Ivan Sache, 11 November 2001


In The Abkhazians, edited by George Hewitt (1999), the Abkhazian flag is shown with a small white fimbriation between the canton and the green and white stripes in the fly.

Jarig Bakker, 9 February 2001


Georgian flag proposals

[Flag proposal]

Georgian flag proposal - Image by Eugene Ipavec, 16 March 2009

The flag of what appears as "The Government of the Autonomous Republic of Abkhazia in-exile" is similar to the flag of Ajaria, only longer with green stripes.
It is very unlikely that flag will ever flutter over Sukhumi.

[Flag proposal]     [Flag proposal]     [Flag proposal]     [Flag proposal]

Other flag proposals were found on the semi-official website of the Abkhazian Government in-exile.

Chrystian Kretowicz, 21 March 2009


Coat of arms of Abkhazia

The coat of arms of Abkhazia is a shield divided vertically into white and green. On this are placed devices outlined in gold:

  • At the base eight-pointed star, in the upper part of both the white and the green field are set two eight-pointed stars.
  • At the centre of the shield is a horseman, flying on the fabulous steed called Arash, and shooting an arrow towards the stars. This scene is from the heroic epic Narts.

Green symbolizes youth and life, while white symbolizes spirituality.

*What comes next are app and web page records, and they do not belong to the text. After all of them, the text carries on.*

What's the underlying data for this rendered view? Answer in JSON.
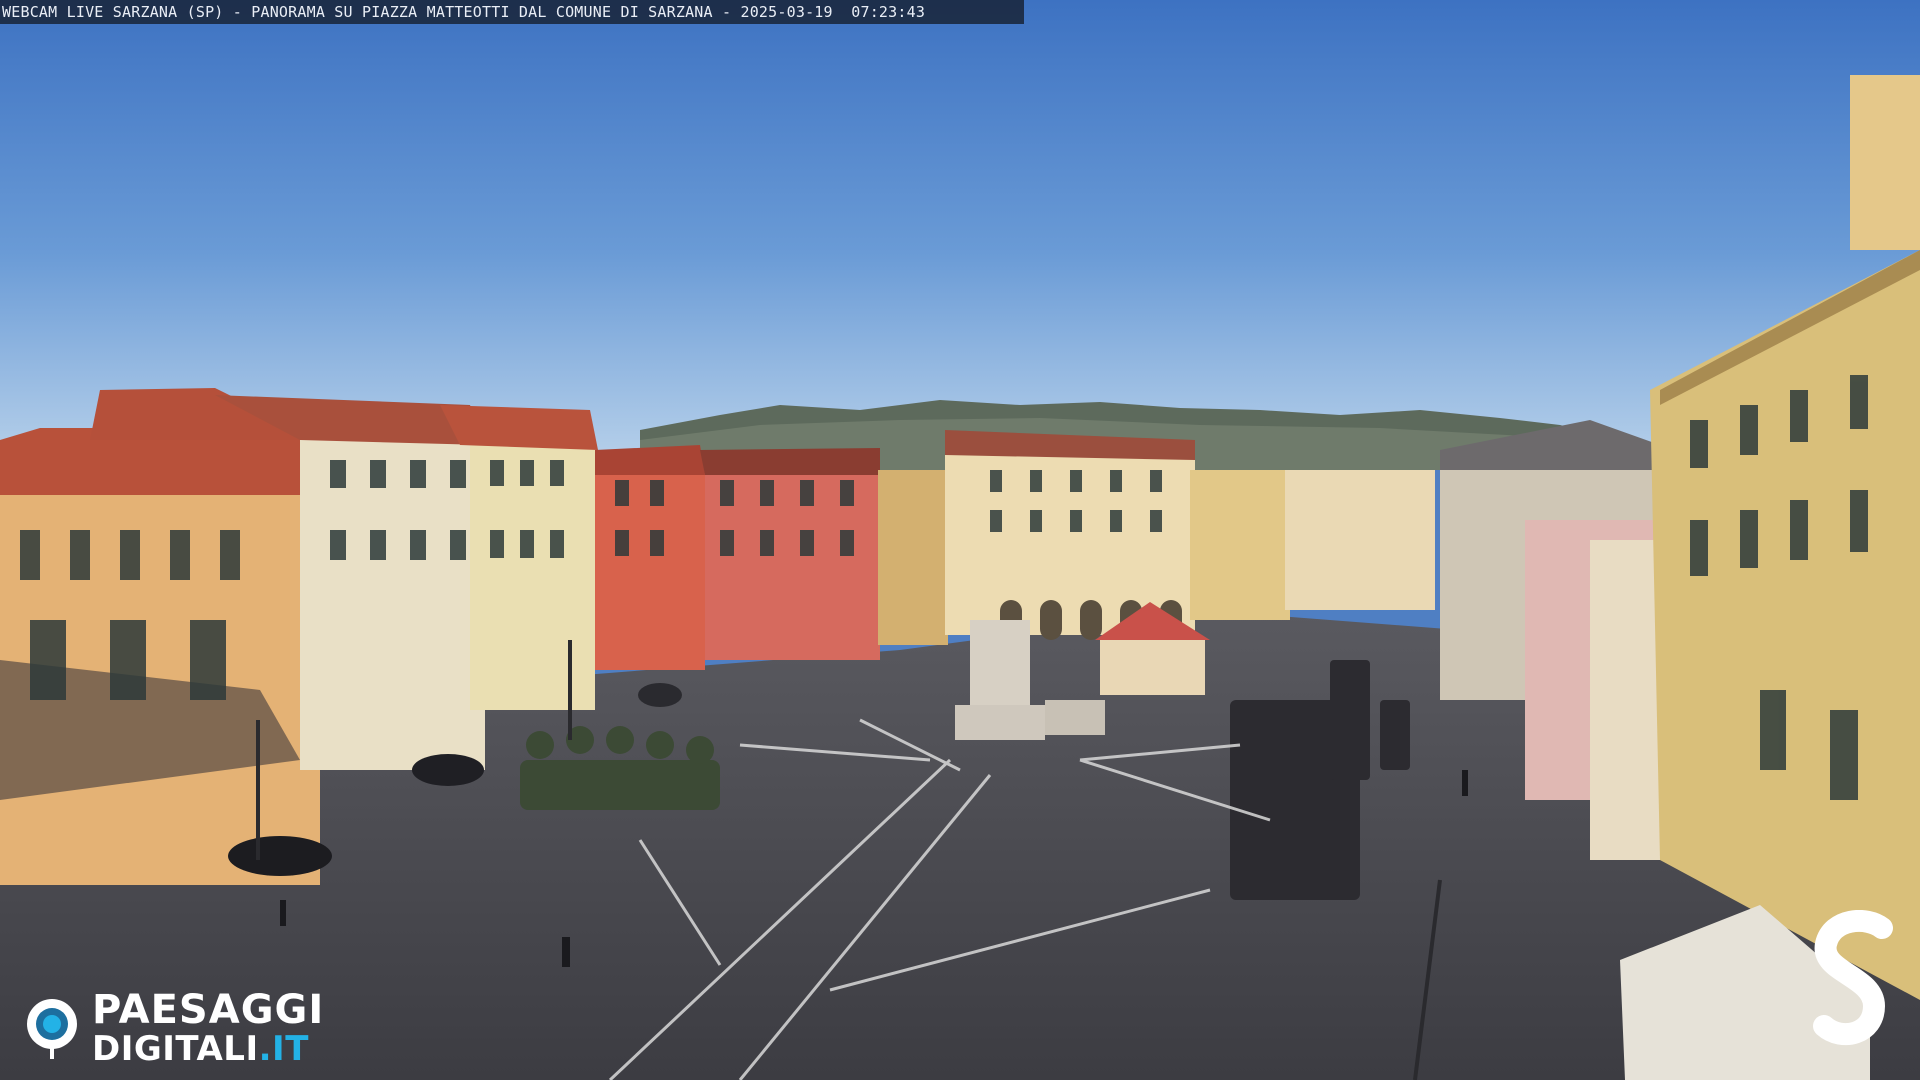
{
  "overlay": {
    "caption": "WEBCAM LIVE SARZANA (SP) - PANORAMA SU PIAZZA MATTEOTTI DAL COMUNE DI SARZANA - 2025-03-19  07:23:43"
  },
  "watermark": {
    "line1": "PAESAGGI",
    "line2_main": "DIGITALI",
    "line2_tld": ".IT",
    "brand_letter": "S"
  },
  "colors": {
    "sky_top": "#3f74c4",
    "sky_bottom": "#a8c6e6",
    "pavement": "#4a4a4f",
    "accent_blue": "#23b2e6"
  }
}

The stars represent the sun, as well as the union of the East and West.

Jan Oskar Engene, based on the newspaper Central Asian Survey, 1994, 13 (3), 1994, 435-436

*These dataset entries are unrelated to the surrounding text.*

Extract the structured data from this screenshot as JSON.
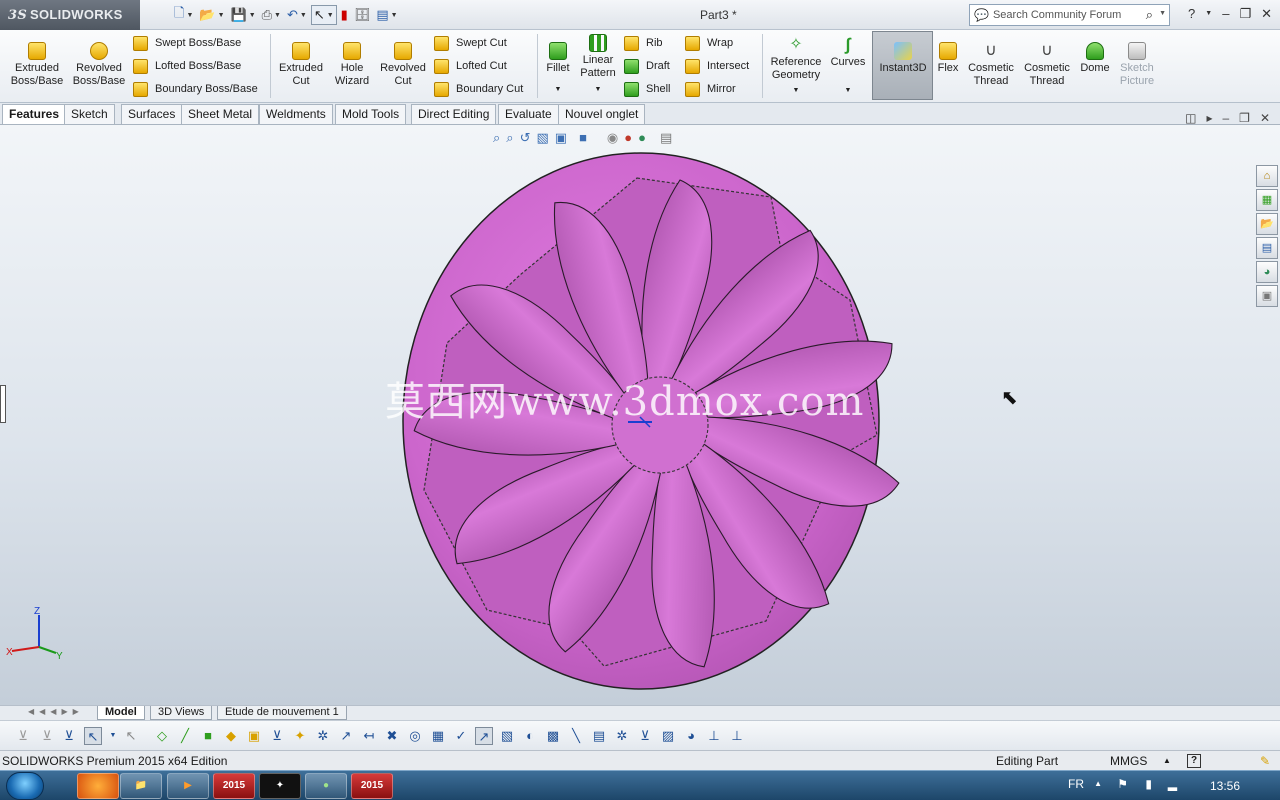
{
  "app": {
    "brand": "SOLIDWORKS",
    "document_title": "Part3 *",
    "search_placeholder": "Search Community Forum"
  },
  "ribbon": {
    "large_buttons": [
      {
        "id": "extruded-boss",
        "label": "Extruded\nBoss/Base"
      },
      {
        "id": "revolved-boss",
        "label": "Revolved\nBoss/Base"
      },
      {
        "id": "extruded-cut",
        "label": "Extruded\nCut"
      },
      {
        "id": "hole-wizard",
        "label": "Hole\nWizard"
      },
      {
        "id": "revolved-cut",
        "label": "Revolved\nCut"
      },
      {
        "id": "fillet",
        "label": "Fillet"
      },
      {
        "id": "linear-pattern",
        "label": "Linear\nPattern"
      },
      {
        "id": "reference-geometry",
        "label": "Reference\nGeometry"
      },
      {
        "id": "curves",
        "label": "Curves"
      },
      {
        "id": "instant3d",
        "label": "Instant3D"
      },
      {
        "id": "flex",
        "label": "Flex"
      },
      {
        "id": "cosmetic-thread-1",
        "label": "Cosmetic\nThread"
      },
      {
        "id": "cosmetic-thread-2",
        "label": "Cosmetic\nThread"
      },
      {
        "id": "dome",
        "label": "Dome"
      },
      {
        "id": "sketch-picture",
        "label": "Sketch\nPicture"
      }
    ],
    "small_buttons": [
      {
        "id": "swept-boss",
        "label": "Swept Boss/Base"
      },
      {
        "id": "lofted-boss",
        "label": "Lofted Boss/Base"
      },
      {
        "id": "boundary-boss",
        "label": "Boundary Boss/Base"
      },
      {
        "id": "swept-cut",
        "label": "Swept Cut"
      },
      {
        "id": "lofted-cut",
        "label": "Lofted Cut"
      },
      {
        "id": "boundary-cut",
        "label": "Boundary Cut"
      },
      {
        "id": "rib",
        "label": "Rib"
      },
      {
        "id": "draft",
        "label": "Draft"
      },
      {
        "id": "shell",
        "label": "Shell"
      },
      {
        "id": "wrap",
        "label": "Wrap"
      },
      {
        "id": "intersect",
        "label": "Intersect"
      },
      {
        "id": "mirror",
        "label": "Mirror"
      }
    ]
  },
  "tabs": [
    "Features",
    "Sketch",
    "Surfaces",
    "Sheet Metal",
    "Weldments",
    "Mold Tools",
    "Direct Editing",
    "Evaluate",
    "Nouvel onglet"
  ],
  "active_tab": "Features",
  "viewport": {
    "watermark": "莫西网www.3dmox.com",
    "model_color": "#cc66cc",
    "triad": {
      "x": "X",
      "y": "Y",
      "z": "Z"
    }
  },
  "bottom_tabs": [
    "Model",
    "3D Views",
    "Etude de mouvement 1"
  ],
  "status": {
    "left": "SOLIDWORKS Premium 2015 x64 Edition",
    "mode": "Editing Part",
    "units": "MMGS",
    "help": "?"
  },
  "taskbar": {
    "lang": "FR",
    "time": "13:56",
    "app_label": "2015"
  }
}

Flag of the President of the Republic of Abkhazia

President's flag

Flag of the President of Abkhazia - Image by Jens Pattke, 20 October 2005

According to a colour picture showing the President standing nearby the flag, the flag of the President of Abkhazia is the national flag with the coat of arms placed in the middle.

Jens Pattke, 20 October 2005


SSR of Abkhazia (1989)

1989 flag

Flag used in Abkhazia in 1989 - Image by Mark Sensen & António Martins, 4 July 2006


Flag of "Sebastopol" in the "Book of All Kingdoms"

[Flag of Sebastopol]

Flag of "Sebastopol" - Image by Eugene Ipavec, 14 January 2010

The "Book of All Kingdoms" [f0fXX], of 1350, tells the voyages of an anonymous Castilian friar and is illustrated with 113 flag images, referred to (though seldom described) in the text.
The 100th flag mentioned and illustrated in the "Book" is attributed to the Eastern Christian Kingdom of "San Estrópoli", which is identified as Sebastopol (the one near or under current Sukhumi).
The 2005 Spanish illustrated transcription of the "Book" [f0f05] shows a red flag with a white hand, palm front, parallel fingers, pricked thumb, sinister hoisted side showing a left hand; the flag is shown in the ogival default shape of this source.
The anonymous author of the "Book" describes the flag thusly: El rey dende ha por señales un pendón bermejo con una mano blanca tal (The king has for his flag gules a hand argent - translation as provided in the Hakluyt Society edition (1912) [f0f12] of the "Book").
The Hakluyt Society edition shows this flag as #84 (on plate 18 between p. 56-57), quoting manuscript "S" [f0fXXs], image just like shown above.

António Martins, 3 November 2007

Based on an excerpt from the November 1917 National Geographic article [gmc17] I suspect that it was actually intended for the Sebastopol in the Crimea instead of the one in Georgia (assuming our author wasn't conflating reports of both): "...the Kingdom of Sant Estropoli which is inhabited by Comanes Christians. Here there are many who have Jewish descent but all perform the works of Christians in their sacrifices, more after the Greek than the Latin Church."
The Cumans (aka Kipchaks) were a nomadic Turkic people who inhabited the steppes north of the Black Sea for a century or so before the Mongol invasions. After the Mongol invasions some fled to Hungary and Moldavia-Wallachia, other refugees held out in the Crimea. Also in the Crimea at that time were descendants of the Khazars, an earlier Turkic people, who had adopted Judaism. Neither group had substantial settlements near Sukhumi as far as I know.
On the other hand, if there were a Sebastopol near Moldavia that could be a candidate also- there was a Christianized specifically Cuman kingdom there at one time.

Ned Smith, 26 December 2007